Material for this exercise
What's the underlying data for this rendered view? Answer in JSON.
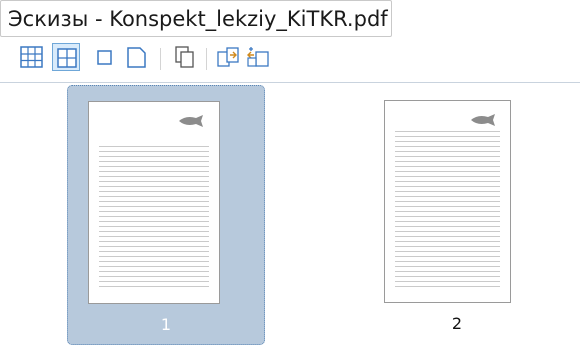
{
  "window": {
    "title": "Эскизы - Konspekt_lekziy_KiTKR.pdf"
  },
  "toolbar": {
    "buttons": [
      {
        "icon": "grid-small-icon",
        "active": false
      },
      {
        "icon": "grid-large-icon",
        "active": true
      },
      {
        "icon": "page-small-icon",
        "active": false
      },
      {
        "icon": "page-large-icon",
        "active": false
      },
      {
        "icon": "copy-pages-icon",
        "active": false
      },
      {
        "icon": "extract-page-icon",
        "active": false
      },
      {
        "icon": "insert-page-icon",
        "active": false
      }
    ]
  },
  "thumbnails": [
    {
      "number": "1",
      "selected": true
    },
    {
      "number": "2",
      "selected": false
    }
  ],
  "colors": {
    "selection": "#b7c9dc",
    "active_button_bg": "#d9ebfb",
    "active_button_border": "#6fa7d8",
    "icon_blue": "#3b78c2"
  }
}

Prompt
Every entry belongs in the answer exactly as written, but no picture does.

Result
What's the underlying data for this rendered view? Answer in JSON.
{
  "window": {
    "title": "Эскизы - Konspekt_lekziy_KiTKR.pdf"
  },
  "toolbar": {
    "buttons": [
      {
        "icon": "grid-small-icon",
        "active": false
      },
      {
        "icon": "grid-large-icon",
        "active": true
      },
      {
        "icon": "page-small-icon",
        "active": false
      },
      {
        "icon": "page-large-icon",
        "active": false
      },
      {
        "icon": "copy-pages-icon",
        "active": false
      },
      {
        "icon": "extract-page-icon",
        "active": false
      },
      {
        "icon": "insert-page-icon",
        "active": false
      }
    ]
  },
  "thumbnails": [
    {
      "number": "1",
      "selected": true
    },
    {
      "number": "2",
      "selected": false
    }
  ],
  "colors": {
    "selection": "#b7c9dc",
    "active_button_bg": "#d9ebfb",
    "active_button_border": "#6fa7d8",
    "icon_blue": "#3b78c2"
  }
}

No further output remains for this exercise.